- **Required work**: Hunt for the word "Measurement" across the entries below, copying each line that holds it.

- **Input material**:
####
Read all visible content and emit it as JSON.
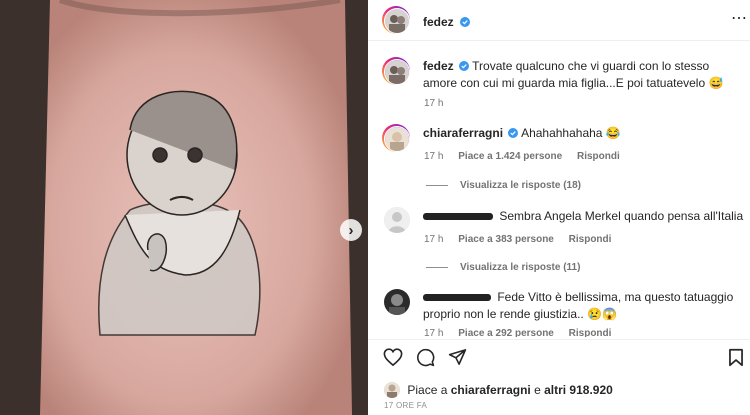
{
  "post": {
    "author": "fedez",
    "caption": {
      "username": "fedez",
      "text": "Trovate qualcuno che vi guardi con lo stesso amore con cui mi guarda mia figlia...E poi tatuatevelo",
      "emoji": "😅",
      "time": "17 h"
    }
  },
  "comments": [
    {
      "username": "chiaraferragni",
      "verified": true,
      "text": "Ahahahhahaha",
      "emoji": "😂",
      "time": "17 h",
      "likes": "Piace a 1.424 persone",
      "reply": "Rispondi",
      "view_replies": "Visualizza le risposte (18)"
    },
    {
      "username_hidden": true,
      "text": "Sembra Angela Merkel quando pensa all'Italia",
      "time": "17 h",
      "likes": "Piace a 383 persone",
      "reply": "Rispondi",
      "view_replies": "Visualizza le risposte (11)"
    },
    {
      "username_hidden": true,
      "text": "Fede Vitto è bellissima, ma questo tatuaggio proprio non le rende giustizia..",
      "emoji": "😢😱",
      "time": "17 h",
      "likes": "Piace a 292 persone",
      "reply": "Rispondi"
    }
  ],
  "liked_by": {
    "prefix": "Piace a ",
    "user": "chiaraferragni",
    "middle": " e ",
    "others": "altri 918.920"
  },
  "timestamp": "17 ORE FA",
  "icons": [
    "next-arrow-icon",
    "verified-badge-icon",
    "more-options-icon",
    "heart-icon",
    "comment-icon",
    "share-icon",
    "save-icon"
  ],
  "colors": {
    "verified": "#3897f0",
    "text": "#262626",
    "muted": "#737373"
  }
}
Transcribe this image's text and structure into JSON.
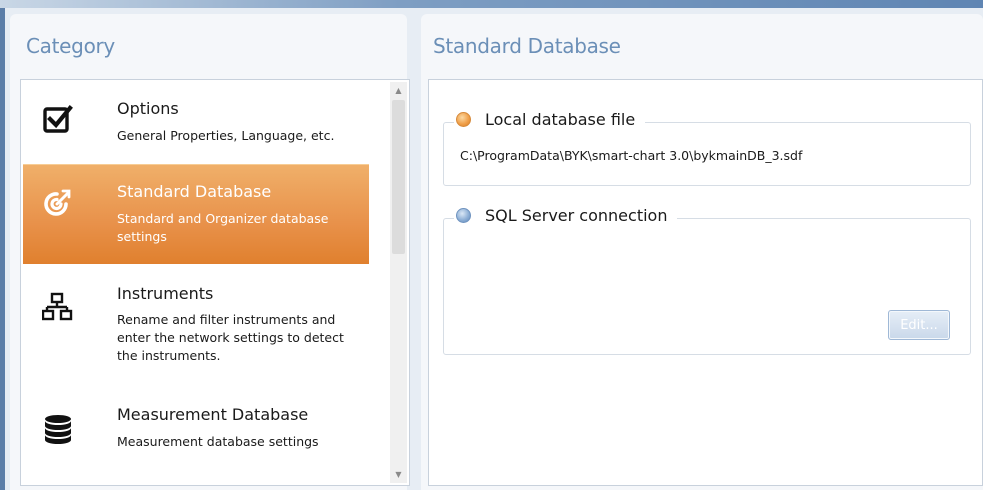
{
  "category": {
    "title": "Category",
    "items": [
      {
        "icon": "checkbox-icon",
        "title": "Options",
        "desc": "General Properties, Language, etc.",
        "selected": false
      },
      {
        "icon": "target-sync-icon",
        "title": "Standard Database",
        "desc": "Standard and Organizer database settings",
        "selected": true
      },
      {
        "icon": "network-icon",
        "title": "Instruments",
        "desc": "Rename and filter instruments and enter the network settings to detect the instruments.",
        "selected": false
      },
      {
        "icon": "database-icon",
        "title": "Measurement Database",
        "desc": "Measurement database settings",
        "selected": false
      }
    ]
  },
  "standard_db": {
    "title": "Standard Database",
    "local": {
      "label": "Local database file",
      "path": "C:\\ProgramData\\BYK\\smart-chart 3.0\\bykmainDB_3.sdf",
      "selected": true
    },
    "sql": {
      "label": "SQL Server connection",
      "selected": false,
      "edit_label": "Edit..."
    }
  },
  "colors": {
    "accent": "#e8914a",
    "title_blue": "#6b8fb7"
  }
}
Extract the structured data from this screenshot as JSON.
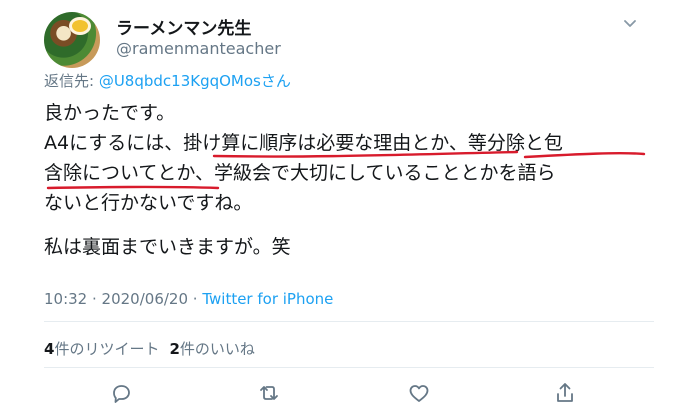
{
  "author": {
    "display_name": "ラーメンマン先生",
    "handle": "@ramenmanteacher"
  },
  "reply": {
    "prefix": "返信先: ",
    "mention": "@U8qbdc13KgqOMosさん"
  },
  "tweet": {
    "lines": [
      "良かったです。",
      "A4にするには、掛け算に順序は必要な理由とか、等分除と包",
      "含除についてとか、学級会で大切にしていることとかを語ら",
      "ないと行かないですね。",
      "私は裏面までいきますが。笑"
    ]
  },
  "meta": {
    "time": "10:32",
    "sep1": " · ",
    "date": "2020/06/20",
    "sep2": " · ",
    "source": "Twitter for iPhone"
  },
  "stats": {
    "retweets_count": "4",
    "retweets_label": "件のリツイート",
    "likes_count": "2",
    "likes_label": "件のいいね"
  },
  "colors": {
    "link": "#1da1f2",
    "muted": "#657786",
    "underline": "#d81b2c"
  },
  "icons": [
    "avatar-image",
    "chevron-down-icon",
    "reply-icon",
    "retweet-icon",
    "like-icon",
    "share-icon"
  ]
}
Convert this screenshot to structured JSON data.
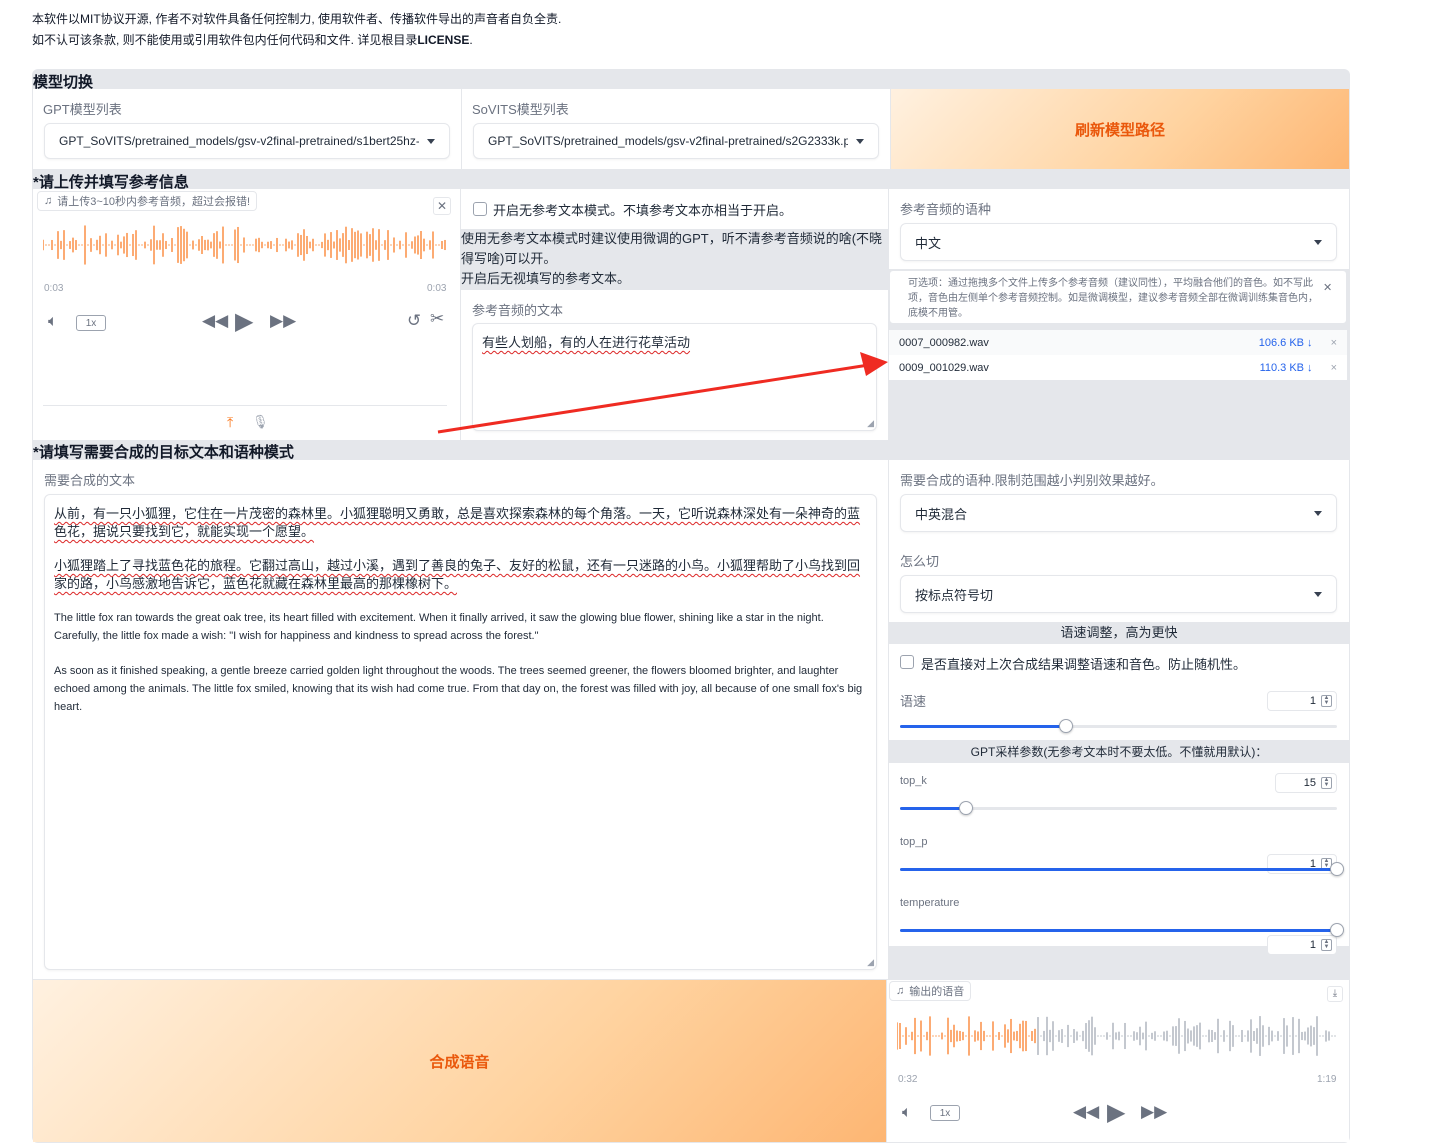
{
  "notice": {
    "line1": "本软件以MIT协议开源, 作者不对软件具备任何控制力, 使用软件者、传播软件导出的声音者自负全责.",
    "line2_prefix": "如不认可该条款, 则不能使用或引用软件包内任何代码和文件. 详见根目录",
    "line2_license": "LICENSE",
    "line2_suffix": "."
  },
  "model_switch": {
    "title": "模型切换",
    "gpt_label": "GPT模型列表",
    "gpt_value": "GPT_SoVITS/pretrained_models/gsv-v2final-pretrained/s1bert25hz-",
    "sovits_label": "SoVITS模型列表",
    "sovits_value": "GPT_SoVITS/pretrained_models/gsv-v2final-pretrained/s2G2333k.p",
    "refresh_button": "刷新模型路径"
  },
  "reference": {
    "title": "*请上传并填写参考信息",
    "audio_chip": "请上传3~10秒内参考音频，超过会报错!",
    "time_start": "0:03",
    "time_end": "0:03",
    "rate": "1x",
    "no_ref_checkbox": "开启无参考文本模式。不填参考文本亦相当于开启。",
    "no_ref_hint_1": "使用无参考文本模式时建议使用微调的GPT，听不清参考音频说的啥(不晓得写啥)可以开。",
    "no_ref_hint_2": "开启后无视填写的参考文本。",
    "ref_text_label": "参考音频的文本",
    "ref_text_value": "有些人划船，有的人在进行花草活动",
    "lang_label": "参考音频的语种",
    "lang_value": "中文",
    "optional_hint": "可选项：通过拖拽多个文件上传多个参考音频（建议同性），平均融合他们的音色。如不写此项，音色由左侧单个参考音频控制。如是微调模型，建议参考音频全部在微调训练集音色内，底模不用管。",
    "files": [
      {
        "name": "0007_000982.wav",
        "size": "106.6 KB ↓",
        "remove": "×"
      },
      {
        "name": "0009_001029.wav",
        "size": "110.3 KB ↓",
        "remove": "×"
      }
    ]
  },
  "target": {
    "title": "*请填写需要合成的目标文本和语种模式",
    "text_label": "需要合成的文本",
    "para1": "从前，有一只小狐狸，它住在一片茂密的森林里。小狐狸聪明又勇敢，总是喜欢探索森林的每个角落。一天，它听说森林深处有一朵神奇的蓝色花，据说只要找到它，就能实现一个愿望。",
    "para2": "小狐狸踏上了寻找蓝色花的旅程。它翻过高山，越过小溪，遇到了善良的兔子、友好的松鼠，还有一只迷路的小鸟。小狐狸帮助了小鸟找到回家的路，小鸟感激地告诉它，蓝色花就藏在森林里最高的那棵橡树下。",
    "para3": "The little fox ran towards the great oak tree, its heart filled with excitement. When it finally arrived, it saw the glowing blue flower, shining like a star in the night. Carefully, the little fox made a wish: \"I wish for happiness and kindness to spread across the forest.\"",
    "para4": "As soon as it finished speaking, a gentle breeze carried golden light throughout the woods. The trees seemed greener, the flowers bloomed brighter, and laughter echoed among the animals. The little fox smiled, knowing that its wish had come true. From that day on, the forest was filled with joy, all because of one small fox's big heart.",
    "lang_label": "需要合成的语种.限制范围越小判别效果越好。",
    "lang_value": "中英混合",
    "cut_label": "怎么切",
    "cut_value": "按标点符号切",
    "speed_bar_title": "语速调整，高为更快",
    "speed_checkbox": "是否直接对上次合成结果调整语速和音色。防止随机性。",
    "speed_label": "语速",
    "speed_value": "1",
    "speed_fraction": 0.38,
    "gpt_bar_title": "GPT采样参数(无参考文本时不要太低。不懂就用默认)：",
    "top_k_label": "top_k",
    "top_k_value": "15",
    "top_k_fraction": 0.15,
    "top_p_label": "top_p",
    "top_p_value": "1",
    "top_p_fraction": 1.0,
    "temperature_label": "temperature",
    "temperature_value": "1",
    "temperature_fraction": 1.0,
    "synth_button": "合成语音"
  },
  "output": {
    "chip": "输出的语音",
    "time_current": "0:32",
    "time_total": "1:19",
    "rate": "1x",
    "progress_fraction": 0.32
  },
  "colors": {
    "accent_orange": "#ea580c",
    "waveform_orange": "#f97316",
    "waveform_gray": "#9ca3af",
    "slider_blue": "#2563eb",
    "arrow_red": "#ef2b22"
  }
}
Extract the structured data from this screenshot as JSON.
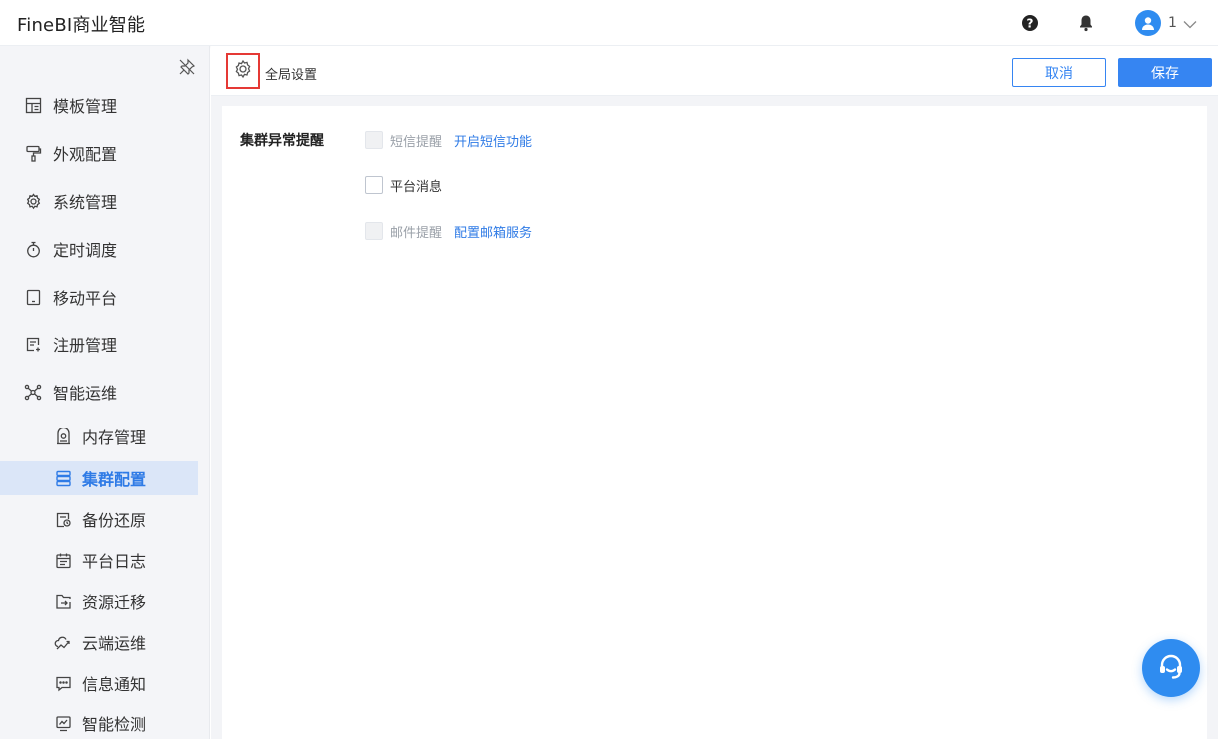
{
  "header": {
    "app_title": "FineBI商业智能",
    "user_name": "1",
    "icons": [
      "help-icon",
      "bell-icon",
      "user-avatar-icon",
      "chevron-down-icon"
    ]
  },
  "sidebar": {
    "items": [
      {
        "label": "模板管理",
        "icon": "template-icon"
      },
      {
        "label": "外观配置",
        "icon": "paint-roller-icon"
      },
      {
        "label": "系统管理",
        "icon": "gear-icon"
      },
      {
        "label": "定时调度",
        "icon": "stopwatch-icon"
      },
      {
        "label": "移动平台",
        "icon": "tablet-icon"
      },
      {
        "label": "注册管理",
        "icon": "register-icon"
      },
      {
        "label": "智能运维",
        "icon": "network-icon"
      }
    ],
    "sub_items": [
      {
        "label": "内存管理",
        "icon": "memory-icon"
      },
      {
        "label": "集群配置",
        "icon": "cluster-icon",
        "active": true
      },
      {
        "label": "备份还原",
        "icon": "backup-icon"
      },
      {
        "label": "平台日志",
        "icon": "calendar-log-icon"
      },
      {
        "label": "资源迁移",
        "icon": "migrate-icon"
      },
      {
        "label": "云端运维",
        "icon": "cloud-ops-icon"
      },
      {
        "label": "信息通知",
        "icon": "message-icon"
      },
      {
        "label": "智能检测",
        "icon": "monitor-icon"
      }
    ]
  },
  "toolbar": {
    "title": "全局设置",
    "cancel_label": "取消",
    "save_label": "保存"
  },
  "settings": {
    "section_label": "集群异常提醒",
    "options": [
      {
        "label": "短信提醒",
        "checked": false,
        "disabled": true,
        "link": "开启短信功能"
      },
      {
        "label": "平台消息",
        "checked": false,
        "disabled": false
      },
      {
        "label": "邮件提醒",
        "checked": false,
        "disabled": true,
        "link": "配置邮箱服务"
      }
    ]
  },
  "colors": {
    "accent": "#3685f2",
    "highlight_border": "#e53935",
    "active_bg": "#dbe6f8",
    "sidebar_bg": "#f4f5f8"
  }
}
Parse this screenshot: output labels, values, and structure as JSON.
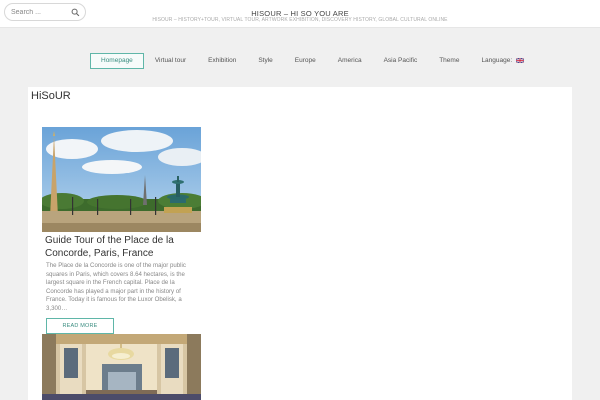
{
  "header": {
    "search_placeholder": "Search ...",
    "site_title": "HISOUR – HI SO YOU ARE",
    "tagline": "HISOUR – HISTORY+TOUR, VIRTUAL TOUR, ARTWORK EXHIBITION, DISCOVERY HISTORY, GLOBAL CULTURAL ONLINE"
  },
  "nav": {
    "items": [
      "Homepage",
      "Virtual tour",
      "Exhibition",
      "Style",
      "Europe",
      "America",
      "Asia Pacific",
      "Theme"
    ],
    "language_label": "Language:",
    "accent_color": "#5fb6a8"
  },
  "main": {
    "page_title": "HiSoUR",
    "post": {
      "title": "Guide Tour of the Place de la Concorde, Paris, France",
      "excerpt": "The Place de la Concorde is one of the major public squares in Paris, which covers 8.64 hectares, is the largest square in the French capital. Place de la Concorde has played a major part in the history of France. Today it is famous for the Luxor Obelisk, a 3,300…",
      "read_more": "READ MORE"
    }
  }
}
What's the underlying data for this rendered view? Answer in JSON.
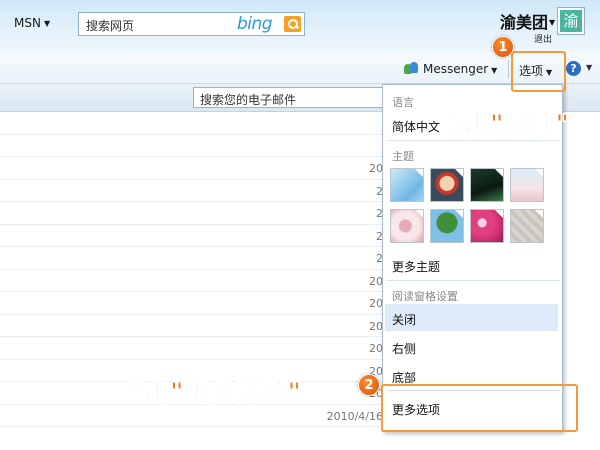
{
  "header": {
    "msn_label": "MSN",
    "search_placeholder": "搜索网页",
    "bing_logo": "bing",
    "user_name": "渝美团",
    "signout_label": "退出",
    "avatar_char": "渝"
  },
  "toolbar": {
    "messenger_label": "Messenger",
    "options_label": "选项",
    "help_label": "?"
  },
  "mail": {
    "search_placeholder": "搜索您的电子邮件",
    "rows": [
      {
        "date": ""
      },
      {
        "date": ""
      },
      {
        "date": "20"
      },
      {
        "date": "2"
      },
      {
        "date": "2"
      },
      {
        "date": "2"
      },
      {
        "date": "2"
      },
      {
        "date": "20"
      },
      {
        "date": "20"
      },
      {
        "date": "20"
      },
      {
        "date": "20"
      },
      {
        "date": "20"
      },
      {
        "date": "20"
      },
      {
        "date": "2010/4/16"
      }
    ]
  },
  "options_menu": {
    "language_header": "语言",
    "language_value": "简体中文",
    "theme_header": "主题",
    "more_themes": "更多主题",
    "reading_pane_header": "阅读窗格设置",
    "reading_off": "关闭",
    "reading_right": "右侧",
    "reading_bottom": "底部",
    "more_options": "更多选项"
  },
  "annotations": {
    "step1_number": "1",
    "step1_text": "点击\"选项\"",
    "step2_number": "2",
    "step2_text": "点击\"更多选项\""
  },
  "colors": {
    "annotation_orange": "#f27b1a",
    "selected_bg": "#dceaf9",
    "header_bg": "#cfe8f7"
  }
}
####
- **Answer for the task**:
        "title": "Measurement Database",
        "desc": "Measurement database settings",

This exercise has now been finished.